Welcome to our very first in the series, Mercy Monday. In case you’re wondering what this is about, check the first post Works of Mercy.
We’re going to focus on studying one work of mercy for the whole month. We’ll also take a quick look ahead at what I’ll be doing all month to live out a life of mercy. I’d love for you to join in from home.
Feed the hungry
Leading off the corporal works of mercy is the most basic necessity of life: food. Ever since our ancestors rejected Paradise, mankind has struggled to feed itself.
Adam, Cain, and every farmer since have labored to eke out sustenance (Gen. 3:17). Present technological advancements have elevated agricultural yields, but systemic corruption and lack of access mean 795 Million people today are malnourished (CRS).
Jesus did not say “Feed those you deem worthy.” He said to feed the hungry (Matthew 25:35). It isn’t merciful to give someone what they are due. That’s not giving at all! When the item is rightfully theirs, remitting it to them is called justice.
Works of mercy go beyond justice. They are a challenge from God to radical generosity. Give what is rightfully yours to someone in need. Without asking if it’s their due. Without asking what they have done to deserve it.
Seeing a need, and moving the will to fill the need. Become instruments of God’s mercy, and you will see what Jesus said about the least of his is true. The love you give to the needy, is received by God Almighty (Matthew 25:40).
How to help the world
Food security is a global problem. Oppressive systems cut off farm laborers from their share of profits. People in the developing world suffer from their governments’ ineffective management of natural resources. It’s disheartening.
There is enough food currently produced. American charitable giving is at an all-time high (Giving USA). We can do this by focusing our donations of time, money, and prayer towards effective international non-governmental organizations.
“Caritas addresses today’s food problems by working on the root causes of hunger and food scarcity. It promotes investment in agricultural and rural development. Part of the solution is also ensuring that communities are made less vulnerable to the more frequent extreme weather brought by climate change. Read more about these efforts here.”
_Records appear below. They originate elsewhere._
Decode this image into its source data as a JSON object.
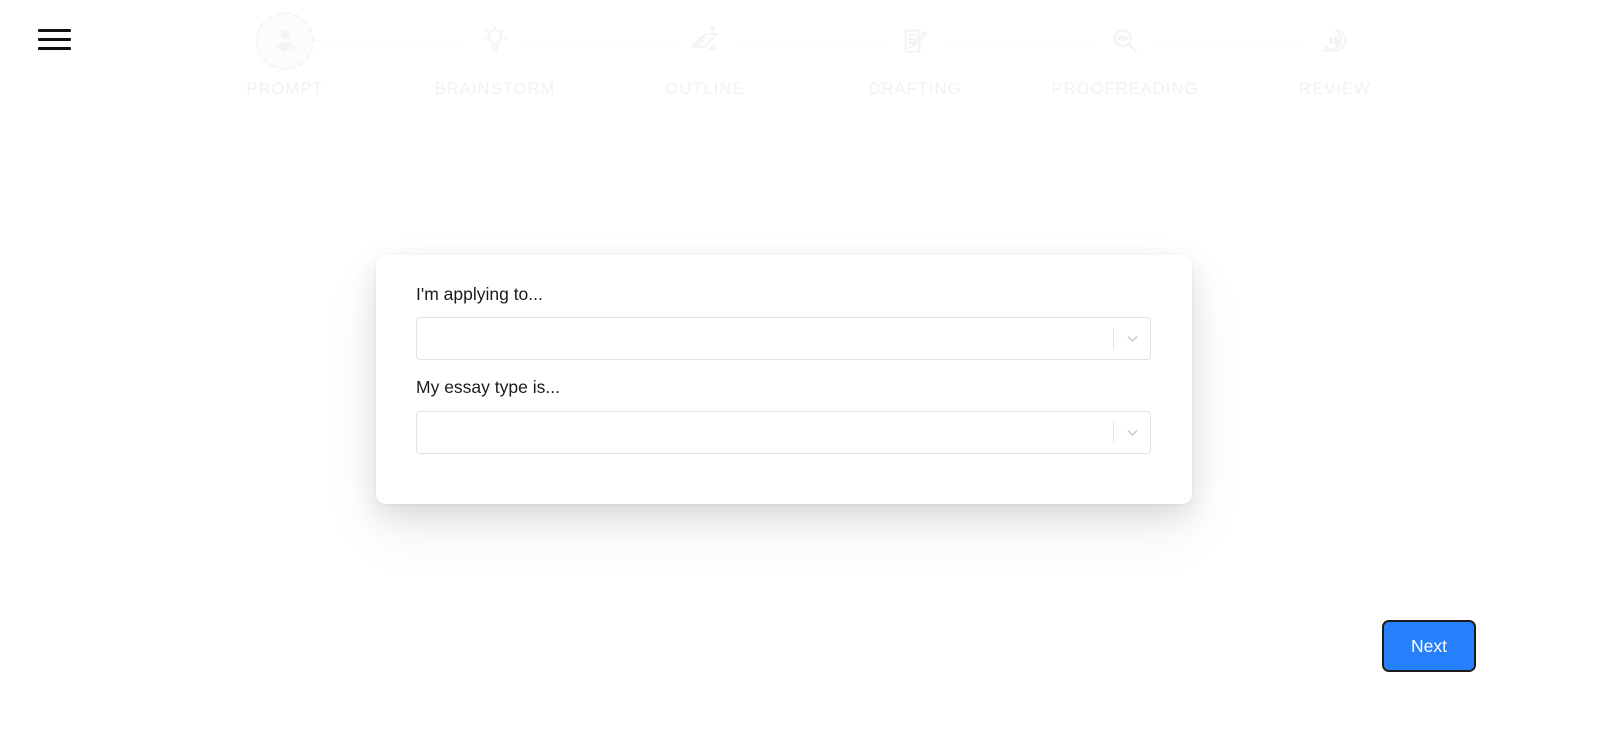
{
  "header": {
    "menu_button_label": "Menu"
  },
  "stepper": {
    "steps": [
      {
        "id": "prompt",
        "label": "PROMPT",
        "icon": "profile-photo-icon",
        "active": true
      },
      {
        "id": "brainstorm",
        "label": "BRAINSTORM",
        "icon": "lightbulb-icon",
        "active": false
      },
      {
        "id": "outline",
        "label": "OUTLINE",
        "icon": "outline-list-icon",
        "active": false
      },
      {
        "id": "drafting",
        "label": "DRAFTING",
        "icon": "document-pencil-icon",
        "active": false
      },
      {
        "id": "proofreading",
        "label": "PROOFREADING",
        "icon": "magnifier-eye-icon",
        "active": false
      },
      {
        "id": "review",
        "label": "REVIEW",
        "icon": "speech-thumbsup-icon",
        "active": false
      }
    ]
  },
  "card": {
    "fields": [
      {
        "id": "applying-to",
        "label": "I'm applying to...",
        "value": "",
        "placeholder": "",
        "arrow_icon": "chevron-down-icon"
      },
      {
        "id": "essay-type",
        "label": "My essay type is...",
        "value": "",
        "placeholder": "",
        "arrow_icon": "chevron-down-icon"
      }
    ]
  },
  "footer": {
    "next_label": "Next"
  },
  "colors": {
    "accent": "#2680fb",
    "step_label": "#f2f2f3",
    "text": "#1b1b1b",
    "border": "#e2e2e4",
    "background": "#ffffff",
    "focus_ring": "#1a1a1a"
  }
}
How to help your community
Many Americans struggle with lack of access. They live in food deserts: inner-city areas, where the only groceries available are whatever processed snacks the corner bodega keeps in stock. Elderly and handicapped people cannot make it stores regularly. 15% of Americans also live in poverty, which further restricts their access to adequate nutrition (Catholic Charities USA)
Some organizations in your area may include:
- Food pantries
- Soup kitchens
- Delivering meals to the homebound
- Packing weekend backpacks for schoolchildren
- Community initiatives teaching healthy shopping & cooking
How to bring the problem home
Even in the years when many little blessings keep you at home, you can still serve humanity. If Americans change our patterns of overconsumption and waste, we can share our bounty with those in need.
- Reduce kitchen waste
- Donate unused items before they expire
- Reduce overconsumption
- Fast and donate the difference
What are some things you do to serve the hungry in your community, or conserve food use in your home? Let me know below!